This decision would be astounding, were it not made by the same team that failed to regulate the banking industry responsibly.
In the end, it seems the FSA executives felt their reputations depended on it and that to rescind from such an expensively created position was simply career suicide.
You have already set out, thank goodness, to fix the broken regulatory system Labour created when they built their super regulator.
Having been regulated since 1987, I can testify that the FSA is the most spendthrift and least able master we have seen since 1987 and while their failures in the macroeconomic sphere will trouble you most, please spare a moment’s decision making for the retail consumer of financial advice. While a simplified product range and the Consumer Financial Education Board might well help in the long term, people will still need advice if they are to make proper personal financial provision.
And if they are to take advice, then every release of Financial Ombudsman Service statistics shows the IFA’s track record in providing this fairly to be simply miles better than that of the banks or other big corporate alternatives.
The Barclays protesters are the latest to demonstrate the folly of building a system that encourages large corporations to provide financial advice to ordinary people.
The UK consumer is far, far better off with someone advising them who seeks primarily to profit by maintaining the client adviser relationship. And for this proven model to continue to exist at scale in the mass market a thriving IFA sector is a requirement.

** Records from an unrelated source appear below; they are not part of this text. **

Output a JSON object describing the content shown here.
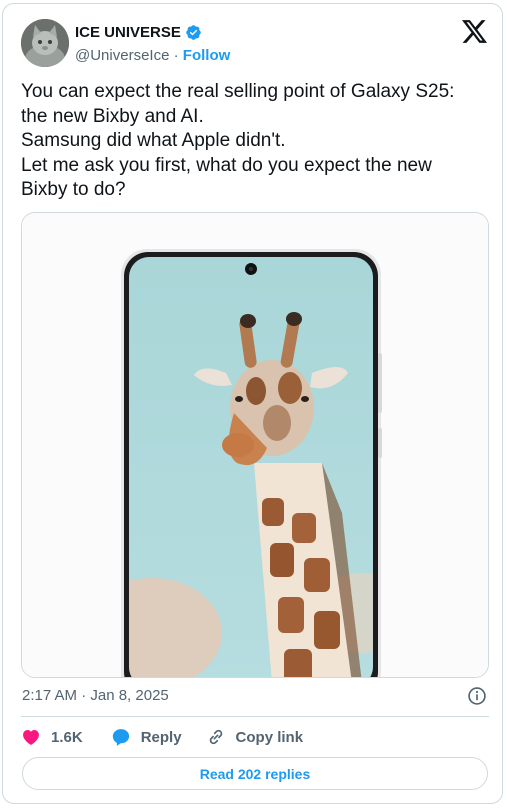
{
  "author": {
    "name": "ICE UNIVERSE",
    "handle": "@UniverseIce",
    "separator": "·",
    "follow_label": "Follow"
  },
  "tweet": {
    "lines": [
      "You can expect the real selling point of Galaxy S25:",
      "the new Bixby and AI.",
      "Samsung did what Apple didn't.",
      "Let me ask you first, what do you expect the new",
      "Bixby to do?"
    ],
    "timestamp": "2:17 AM · Jan 8, 2025"
  },
  "media": {
    "description_icon": "phone-with-giraffe-wallpaper"
  },
  "actions": {
    "like_count": "1.6K",
    "reply_label": "Reply",
    "copy_label": "Copy link"
  },
  "footer": {
    "read_replies_label": "Read 202 replies"
  },
  "colors": {
    "accent": "#1d9bf0",
    "like": "#f91880",
    "text": "#0f1419",
    "muted": "#536471",
    "border": "#cfd9de"
  }
}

The single biggest threat to any IFA’s future, and particularly those seeking to serve the wider market, is the RDR. The FSA accepts it will cut numbers by 20 per cent but it is certain to cause a far greater cull. It will accelerate the already consistent decline in consumer access to decent advice.
While any industry as diverse as UK retail financial services is easy to divide and rule, the many voices who have tried and failed to stop or prune this regulatory juggernaut include all the leaders of major IFA firms or networks – the very distributors of financial advice that consumers are pretty much starved of.
Such leaders were listened to but ignored by a Blairite FSA team determined to achieve the grand project rather than grub around with individual issues.
Clearly, with such a multi-faceted and all embracing reform there are many elements worth saving but the overall focus on creating theoretical perfection no matter the cost is needlessly ruinous and will most certainly leave consumers in the hands of the major corporates.
Happily, your Government has no political capital to lose in requiring the new Consumer Protection and Markets Authority to think the RDR through again, so please take this last chance to place a Conservative stamp on the future of financial advice.
And may I add a last caution? The people at CPMA you would charge with the review of the RDR are mostly the same ones who decided to press on regardless last time. Watch them closely!
Tom Baigrie, managing director, Lifesearch